Hope for Silent Sufferers
I was a teenager when I first started having symptoms. At first, we thought it was a virus, but then it happened again a few weeks later. And then again a few months after that. It would come and go, and for years, I just lived with the symptoms.
We didn’t have a name for IBS back then, and I didn’t know anyone else who had it. It was just something I had to deal with. There was no warning and no rhyme or reason for the episodes.
My symptoms got worse when I was in college, and it was quite embarrassing at times. IBS episodes could take me away from group activities for 30 minutes. I never knew when I was going to have an attack, so it was impossible to plan around them.
Road trips were the worst. I will never forget the time I was traveling with some college friends who I didn’t know very well. I had to ask them to stop at the nearest rest area. When I returned to the car, everyone was as gracious as possible, but I was mortified.
I played around with diet and tried to figure out the triggers, but I never could really predict what would bring on my episodes. Stress definitely plays a part in the cycle, but I never sought medical help or tried any medications.
These days we know that Irritable Bowel Syndrome (IBS) is a serious GI issue that affects the large intestine (colon) and commonly causes cramping, abdominal pain, bloating, gas, diarrhea, and constipation. There is no cure or known cause for IBS, and it’s a condition that impacts an estimated 20% of American adults.
I lived with IBS through much of my adult life. It wasn’t until I discovered the benefits of real food and probiotics that I started seeing a decline in my episodes. Kicking my soda habit and eliminating fast food from my diet definitely seemed to help reduce the frequency and severity of my symptoms. It makes sense that they increased during my college years because that’s when my diet was at its worst. Going gluten-free a few years ago was the final tweak that freed me from most of the residual symptoms.
I didn’t change my diet in hopes of relieving my IBS symptoms, but I was delighted when I realized they were diminishing along with the other health issues I was having.
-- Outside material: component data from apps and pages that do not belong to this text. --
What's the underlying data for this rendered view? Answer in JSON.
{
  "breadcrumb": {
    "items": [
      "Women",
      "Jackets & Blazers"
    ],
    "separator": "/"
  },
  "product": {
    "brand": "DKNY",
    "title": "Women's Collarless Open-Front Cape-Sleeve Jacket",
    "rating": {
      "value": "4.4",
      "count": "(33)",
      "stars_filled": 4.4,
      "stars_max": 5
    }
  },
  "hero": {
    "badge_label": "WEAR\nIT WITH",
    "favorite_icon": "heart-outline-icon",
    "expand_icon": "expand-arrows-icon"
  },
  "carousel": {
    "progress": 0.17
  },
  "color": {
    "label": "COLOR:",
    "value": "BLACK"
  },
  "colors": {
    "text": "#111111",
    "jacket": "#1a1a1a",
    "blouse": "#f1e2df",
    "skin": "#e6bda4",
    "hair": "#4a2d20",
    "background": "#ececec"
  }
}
Nowadays my IBS symptoms are mild.
There isn’t a one size-fits-all-solution when it comes to managing chronic gastro conditions, but I am living proof that there is hope for people suffering from IBS.
If you have IBS, you’re not alone. While up to 20% of American adults have IBS symptoms, most never seek medical help for it. The peak of onset is usually between 8 and 14, but most people aren’t diagnosed until after age 30. It’s not a pretty subject to talk about, but I’m hoping that by discussing it here, I can encourage people who are suffering quietly to seek help for their symptoms. Diet changes can help, and some IBS sufferers find relief in a product called VSL#3.
VSL#3 is a high-potency probiotic medical food that is clinically proven in the dietary management of irritable bowel syndrome (IBS), ulcerative colitis (UC), and ileal pouch. Probiotics are a vital part of a healthy digestive system, but they’re not all created equal. VSL#3 is a proprietary formulation of a mix of 8 strains of live lactic acid bacteria, making it one of the few probiotics with this many strains, and it is at least 10 times more potent than the average probiotic. If you suffer from any of the above conditions, it’s definitely worth a try.
VSL#3 is available online at www.vsl3.com, or you can visit the pharmacy locator to find your nearest location. You’ll need to ask your pharmacist for VSL#3, as it is kept behind the pharmacy counter in the refrigerator.
This is a product-provided, sponsored conversation that contains affiliate links. All opinions, text, and experiences are my own. VSL#3 is a medical food and must be used under medical supervision.